In his first term, he signed what by some measures remains the biggest tax cut in American history, slashing the top individual rate from 70 percent to 50 percent. Reagan sought even more dramatic changes in his second term, calling for a total revamping of the U.S. tax code. He and his advisers worked with Congress for two years to hammer out the details. The resulting 1986 Tax Reform Act dramatically simplified the U.S. tax code, shrinking the number of tax brackets from 15 to just two, 15 and 28 percent. The bill was also revenue neutral, paid for in part by eliminating $60 billion in tax loopholes and shifting $24 billion in taxes from individuals to businesses.
Why was Reagan successful?
Bipartisanship. Reagan actively courted Democrats, who controlled the House of Representatives, by emphasizing shared goals, such as fewer loopholes for the wealthy, and increasing the standard deduction to benefit low-income families. Reagan also agreed to increase the capital gains tax rate from 20 percent to 28 percent, a key compromise. The president's 60 percent public approval rating undoubtedly helped as well. Nevertheless, the bill faced fierce pushback from industry lobbyists seeking to protect their favorite tax breaks. The legislation heavily targeted real estate tax shelters, for example, which enraged New York developer Donald Trump, who told Congress in 1991 that Reagan's tax reforms had been "an absolute catastrophe for the country."
What has happened since then?
President George W. Bush pushed through a major tax cut in 2001, but Reagan's tax bill remains the last true overhaul of the tax code. Since then, Democratic presidents have raised the top tax rate to 39.6 percent, while under both Republican and Democratic administrations the number of tax brackets has expanded to seven and a cornucopia of new tax breaks and loopholes has been added. The partisan debate over whether cutting taxes fuels growth rages on, though most economists say that the economy is affected by so many factors that the impact of lowering rates is murky at best. The economy boomed after Reagan's first round of tax cuts in 1981, but was also helped by a big drop in inflation and interest rates and increased military spending. The 1986 tax bill was followed by a recession in 1990. Taxes went up under the Clinton administration, but the economy grew even faster than it did under Reagan, buoyed by the internet boom.
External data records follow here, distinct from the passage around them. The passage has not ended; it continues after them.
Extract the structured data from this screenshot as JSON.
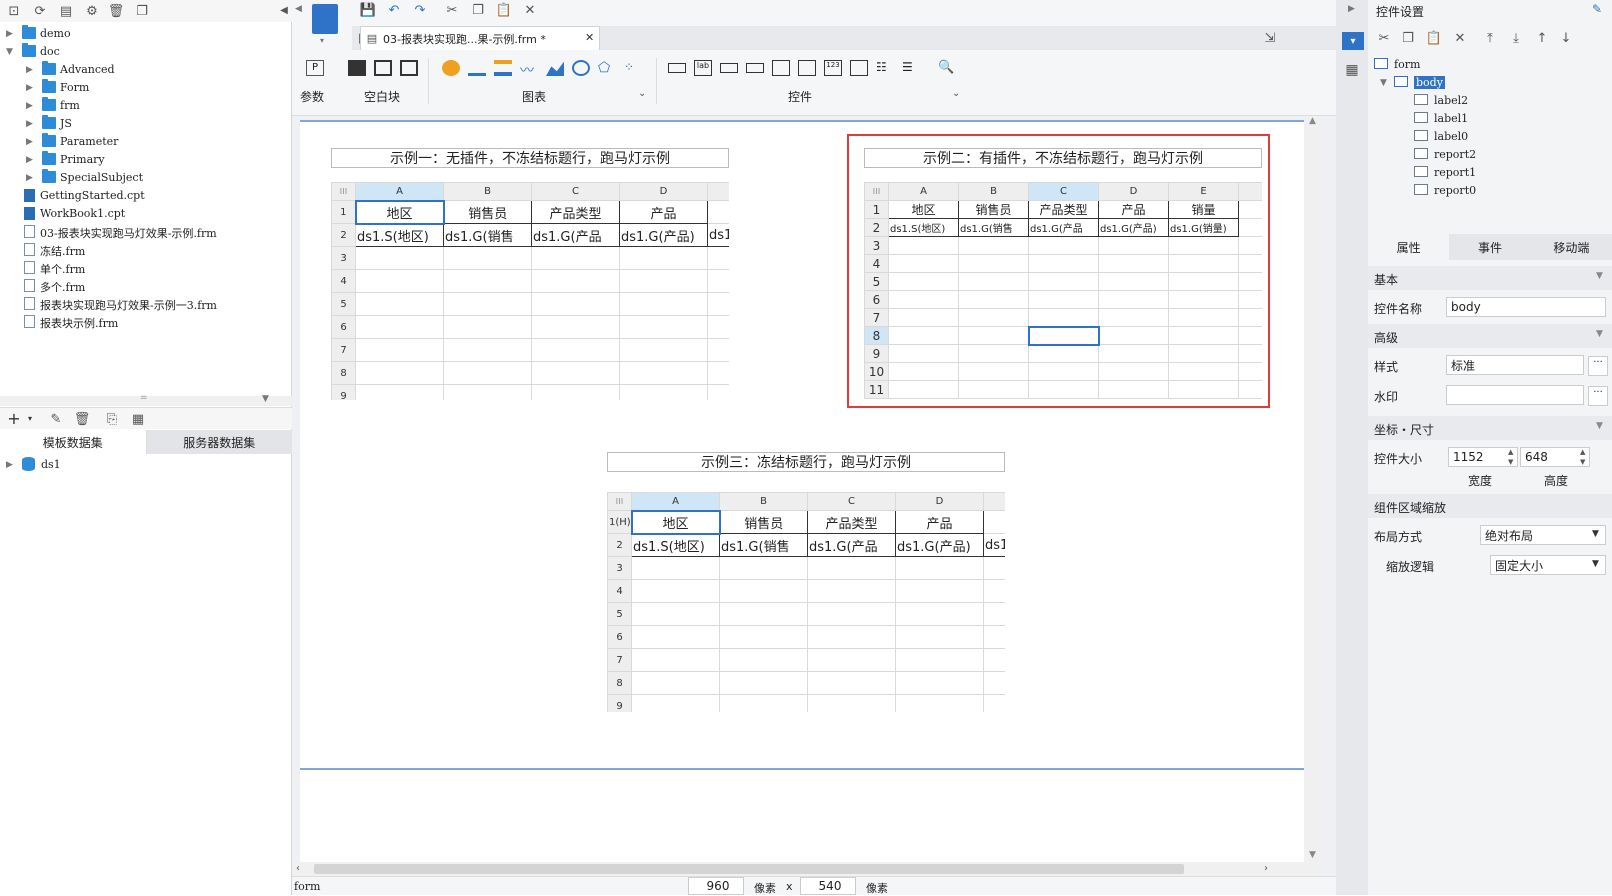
{
  "left_panel": {
    "tree": [
      {
        "label": "demo",
        "type": "folder",
        "level": 0,
        "expanded": false
      },
      {
        "label": "doc",
        "type": "folder",
        "level": 0,
        "expanded": true
      },
      {
        "label": "Advanced",
        "type": "folder",
        "level": 1,
        "expanded": false
      },
      {
        "label": "Form",
        "type": "folder",
        "level": 1,
        "expanded": false
      },
      {
        "label": "frm",
        "type": "folder",
        "level": 1,
        "expanded": false
      },
      {
        "label": "JS",
        "type": "folder",
        "level": 1,
        "expanded": false
      },
      {
        "label": "Parameter",
        "type": "folder",
        "level": 1,
        "expanded": false
      },
      {
        "label": "Primary",
        "type": "folder",
        "level": 1,
        "expanded": false
      },
      {
        "label": "SpecialSubject",
        "type": "folder",
        "level": 1,
        "expanded": false
      },
      {
        "label": "GettingStarted.cpt",
        "type": "cpt",
        "level": 0
      },
      {
        "label": "WorkBook1.cpt",
        "type": "cpt",
        "level": 0
      },
      {
        "label": "03-报表块实现跑马灯效果-示例.frm",
        "type": "frm",
        "level": 0
      },
      {
        "label": "冻结.frm",
        "type": "frm",
        "level": 0
      },
      {
        "label": "单个.frm",
        "type": "frm",
        "level": 0
      },
      {
        "label": "多个.frm",
        "type": "frm",
        "level": 0
      },
      {
        "label": "报表块实现跑马灯效果-示例一3.frm",
        "type": "frm",
        "level": 0
      },
      {
        "label": "报表块示例.frm",
        "type": "frm",
        "level": 0
      }
    ],
    "dataset_tabs": [
      "模板数据集",
      "服务器数据集"
    ],
    "datasets": [
      "ds1"
    ]
  },
  "center": {
    "doc_tab_title": "03-报表块实现跑...果-示例.frm *",
    "groups": {
      "param": "参数",
      "blank_block": "空白块",
      "chart": "图表",
      "widget": "控件"
    },
    "reports": [
      {
        "title": "示例一：无插件，不冻结标题行，跑马灯示例",
        "columns": [
          "A",
          "B",
          "C",
          "D"
        ],
        "row_numbers": [
          "1",
          "2",
          "3",
          "4",
          "5",
          "6",
          "7",
          "8",
          "9"
        ],
        "header_row": [
          "地区",
          "销售员",
          "产品类型",
          "产品"
        ],
        "data_row": [
          "ds1.S(地区)",
          "ds1.G(销售",
          "ds1.G(产品",
          "ds1.G(产品)",
          "ds1"
        ]
      },
      {
        "title": "示例二：有插件，不冻结标题行，跑马灯示例",
        "columns": [
          "A",
          "B",
          "C",
          "D",
          "E"
        ],
        "row_numbers": [
          "1",
          "2",
          "3",
          "4",
          "5",
          "6",
          "7",
          "8",
          "9",
          "10",
          "11"
        ],
        "header_row": [
          "地区",
          "销售员",
          "产品类型",
          "产品",
          "销量"
        ],
        "data_row": [
          "ds1.S(地区)",
          "ds1.G(销售",
          "ds1.G(产品",
          "ds1.G(产品)",
          "ds1.G(销量)"
        ]
      },
      {
        "title": "示例三：冻结标题行，跑马灯示例",
        "columns": [
          "A",
          "B",
          "C",
          "D"
        ],
        "row_numbers": [
          "1(H)",
          "2",
          "3",
          "4",
          "5",
          "6",
          "7",
          "8",
          "9"
        ],
        "header_row": [
          "地区",
          "销售员",
          "产品类型",
          "产品"
        ],
        "data_row": [
          "ds1.S(地区)",
          "ds1.G(销售",
          "ds1.G(产品",
          "ds1.G(产品)",
          "ds1"
        ]
      }
    ],
    "status": {
      "left": "form",
      "width": "960",
      "unit1": "像素",
      "times": "x",
      "height": "540",
      "unit2": "像素"
    }
  },
  "right_panel": {
    "title": "控件设置",
    "widget_tree": [
      "form",
      "body",
      "label2",
      "label1",
      "label0",
      "report2",
      "report1",
      "report0"
    ],
    "tabs": [
      "属性",
      "事件",
      "移动端"
    ],
    "sections": {
      "basic": "基本",
      "advanced": "高级",
      "coords": "坐标・尺寸",
      "scale": "组件区域缩放"
    },
    "fields": {
      "name_label": "控件名称",
      "name_value": "body",
      "style_label": "样式",
      "style_value": "标准",
      "watermark_label": "水印",
      "watermark_value": "",
      "size_label": "控件大小",
      "width_value": "1152",
      "height_value": "648",
      "width_caption": "宽度",
      "height_caption": "高度",
      "layout_label": "布局方式",
      "layout_value": "绝对布局",
      "zoom_label": "缩放逻辑",
      "zoom_value": "固定大小"
    },
    "colors": {
      "accent": "#2f73c8",
      "highlight": "#e03c3c"
    }
  }
}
A Congressional Research Service paper in 2012 found "no correlation between top tax rates and economic growth." Bruce Bartlett, a former adviser to President Reagan who worked on the 1986 tax bill, argues that true reform should be designed to make the system simpler and fairer, not to put more money in wealthy people's pockets. "In reality," he says, "there's no evidence that a tax cut now would spur growth."
The Kansas experiment
Kansas Republicans embarked on what Gov. Sam Brownback called a "real-live experiment" in 2012. The plan eliminated state income taxes altogether for so-called pass-through entities — companies filing their taxes as individuals. Brownback and others argued that the tax cuts would pay for themselves by generating massive economic growth, ultimately allowing the state to abolish the income tax altogether. But that growth never materialized, and Kansas now faces an $889 million budget shortfall over the next two years. The state has been forced to make deep, unpopular cuts to public education, social services, and even highway repairs, while its credit rating has been downgraded. A coalition of Republicans and Democrats reversed most of the tax cuts this year, overriding Brownback's veto. With many of the same economists who advised Brownback working with the national GOP on its tax plan, some Kansas Republicans are warning Congress not to assume tax cuts will pay for themselves. "That won't work, so you better learn our lesson," said state Sen. Barbara Bollier.